By editing the Navajivan in Gujarati, Gandhiji gave prestige to the language papers and slowly the language papers began to appear in various provinces.
He had said that: “When one takes up the responsibility of editorship, he must discharge it with a full sense of duty. That is the only way journalism should be practiced.”
Gandhiji advised pressmen to sincerely do their duties. “What is really needed to make democracy function,” he said (D.G. Tendulkar: Mahatma p. 247), “is not the knowledge of facts, but right education. And the true function of journalism is to educate the public mind, not to stock the public mind with wanted and unwanted impression. A journalist has, therefore, to use his discretion, as to what to report and when……?
In one of his prayer speeches, he said: “the press was called the Fourth Estate. It was definitely a power but to misuse the power was criminal. He was a journalist himself and he wanted to appeal to fellow journalists to realize their responsibility and to carry on their work with no idea other than that of upholding the truth…”
Gandhiji was against sensational writing and writings which created communal tension. Under the heading “Poisonous Journalism” in the Young India on May 28, 1931, he wrote: “I have before me extracts from journals containing some gruesome things. There is communal incitement, gross misrepresentation and incitement of political violence bordering on murder. It is of course easy enough for the Government to launch out prosecutions or to pass repressive ordinances. These fail to serve the purpose intended except very temporarily, and in no case they convert the writers, who often take the secret propaganda, when the open forum of the press is denied to them.”
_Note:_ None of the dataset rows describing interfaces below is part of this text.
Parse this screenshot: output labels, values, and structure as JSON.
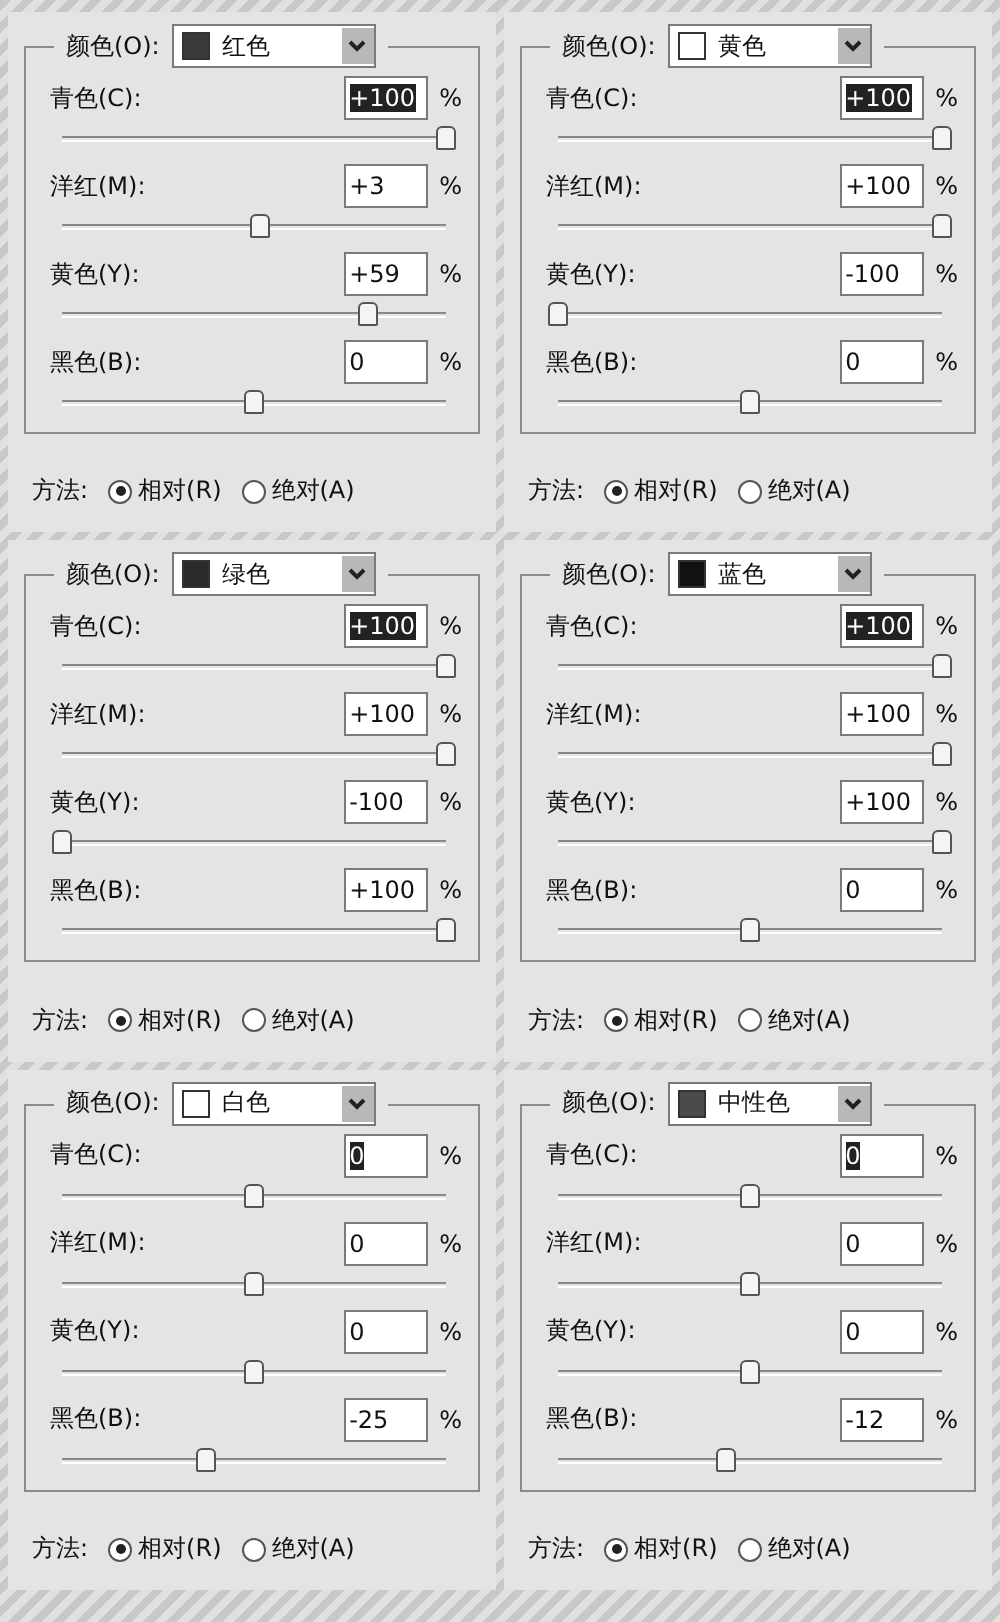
{
  "panels": [
    {
      "color_label": "颜色(O):",
      "color_name": "红色",
      "color": "#3a3a3a",
      "sliders": [
        {
          "label": "青色(C):",
          "value": "+100",
          "unit": "%",
          "highlighted": true,
          "level": 1
        },
        {
          "label": "洋红(M):",
          "value": "+3",
          "unit": "%",
          "highlighted": false,
          "level": 0.515
        },
        {
          "label": "黄色(Y):",
          "value": "+59",
          "unit": "%",
          "highlighted": false,
          "level": 0.795
        },
        {
          "label": "黑色(B):",
          "value": "0",
          "unit": "%",
          "highlighted": false,
          "level": 0.5
        }
      ],
      "method": {
        "label": "方法:",
        "options": [
          {
            "label": "相对(R)",
            "selected": true
          },
          {
            "label": "绝对(A)",
            "selected": false
          }
        ]
      }
    },
    {
      "color_label": "颜色(O):",
      "color_name": "黄色",
      "color": "#ffffff",
      "sliders": [
        {
          "label": "青色(C):",
          "value": "+100",
          "unit": "%",
          "highlighted": true,
          "level": 1
        },
        {
          "label": "洋红(M):",
          "value": "+100",
          "unit": "%",
          "highlighted": false,
          "level": 1
        },
        {
          "label": "黄色(Y):",
          "value": "-100",
          "unit": "%",
          "highlighted": false,
          "level": 0
        },
        {
          "label": "黑色(B):",
          "value": "0",
          "unit": "%",
          "highlighted": false,
          "level": 0.5
        }
      ],
      "method": {
        "label": "方法:",
        "options": [
          {
            "label": "相对(R)",
            "selected": true
          },
          {
            "label": "绝对(A)",
            "selected": false
          }
        ]
      }
    },
    {
      "color_label": "颜色(O):",
      "color_name": "绿色",
      "color": "#2a2a2a",
      "sliders": [
        {
          "label": "青色(C):",
          "value": "+100",
          "unit": "%",
          "highlighted": true,
          "level": 1
        },
        {
          "label": "洋红(M):",
          "value": "+100",
          "unit": "%",
          "highlighted": false,
          "level": 1
        },
        {
          "label": "黄色(Y):",
          "value": "-100",
          "unit": "%",
          "highlighted": false,
          "level": 0
        },
        {
          "label": "黑色(B):",
          "value": "+100",
          "unit": "%",
          "highlighted": false,
          "level": 1
        }
      ],
      "method": {
        "label": "方法:",
        "options": [
          {
            "label": "相对(R)",
            "selected": true
          },
          {
            "label": "绝对(A)",
            "selected": false
          }
        ]
      }
    },
    {
      "color_label": "颜色(O):",
      "color_name": "蓝色",
      "color": "#111111",
      "sliders": [
        {
          "label": "青色(C):",
          "value": "+100",
          "unit": "%",
          "highlighted": true,
          "level": 1
        },
        {
          "label": "洋红(M):",
          "value": "+100",
          "unit": "%",
          "highlighted": false,
          "level": 1
        },
        {
          "label": "黄色(Y):",
          "value": "+100",
          "unit": "%",
          "highlighted": false,
          "level": 1
        },
        {
          "label": "黑色(B):",
          "value": "0",
          "unit": "%",
          "highlighted": false,
          "level": 0.5
        }
      ],
      "method": {
        "label": "方法:",
        "options": [
          {
            "label": "相对(R)",
            "selected": true
          },
          {
            "label": "绝对(A)",
            "selected": false
          }
        ]
      }
    },
    {
      "color_label": "颜色(O):",
      "color_name": "白色",
      "color": "#ffffff",
      "sliders": [
        {
          "label": "青色(C):",
          "value": "0",
          "unit": "%",
          "highlighted": true,
          "level": 0.5
        },
        {
          "label": "洋红(M):",
          "value": "0",
          "unit": "%",
          "highlighted": false,
          "level": 0.5
        },
        {
          "label": "黄色(Y):",
          "value": "0",
          "unit": "%",
          "highlighted": false,
          "level": 0.5
        },
        {
          "label": "黑色(B):",
          "value": "-25",
          "unit": "%",
          "highlighted": false,
          "level": 0.375
        }
      ],
      "method": {
        "label": "方法:",
        "options": [
          {
            "label": "相对(R)",
            "selected": true
          },
          {
            "label": "绝对(A)",
            "selected": false
          }
        ]
      }
    },
    {
      "color_label": "颜色(O):",
      "color_name": "中性色",
      "color": "#4a4a4a",
      "sliders": [
        {
          "label": "青色(C):",
          "value": "0",
          "unit": "%",
          "highlighted": true,
          "level": 0.5
        },
        {
          "label": "洋红(M):",
          "value": "0",
          "unit": "%",
          "highlighted": false,
          "level": 0.5
        },
        {
          "label": "黄色(Y):",
          "value": "0",
          "unit": "%",
          "highlighted": false,
          "level": 0.5
        },
        {
          "label": "黑色(B):",
          "value": "-12",
          "unit": "%",
          "highlighted": false,
          "level": 0.44
        }
      ],
      "method": {
        "label": "方法:",
        "options": [
          {
            "label": "相对(R)",
            "selected": true
          },
          {
            "label": "绝对(A)",
            "selected": false
          }
        ]
      }
    }
  ]
}
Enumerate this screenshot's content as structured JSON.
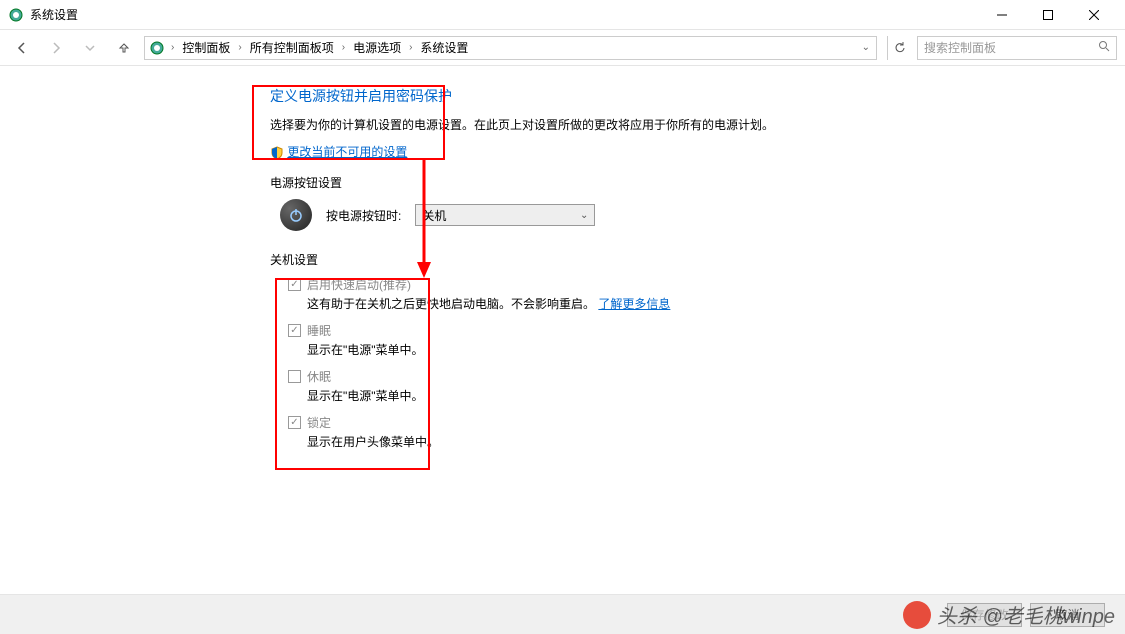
{
  "window": {
    "title": "系统设置"
  },
  "breadcrumb": [
    "控制面板",
    "所有控制面板项",
    "电源选项",
    "系统设置"
  ],
  "search": {
    "placeholder": "搜索控制面板"
  },
  "page": {
    "title": "定义电源按钮并启用密码保护",
    "desc": "选择要为你的计算机设置的电源设置。在此页上对设置所做的更改将应用于你所有的电源计划。",
    "change_link": "更改当前不可用的设置"
  },
  "sections": {
    "button_settings": "电源按钮设置",
    "power_button_label": "按电源按钮时:",
    "power_button_value": "关机",
    "shutdown_settings": "关机设置"
  },
  "options": [
    {
      "checked": true,
      "label": "启用快速启动(推荐)",
      "desc": "这有助于在关机之后更快地启动电脑。不会影响重启。",
      "more": "了解更多信息"
    },
    {
      "checked": true,
      "label": "睡眠",
      "desc": "显示在\"电源\"菜单中。"
    },
    {
      "checked": false,
      "label": "休眠",
      "desc": "显示在\"电源\"菜单中。"
    },
    {
      "checked": true,
      "label": "锁定",
      "desc": "显示在用户头像菜单中。"
    }
  ],
  "footer": {
    "save": "保存修改",
    "cancel": "取消"
  },
  "watermark": "头杀 @老毛桃winpe"
}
He believed in self-control and self-discipline for journalists.
Courtesy: Hindustan Times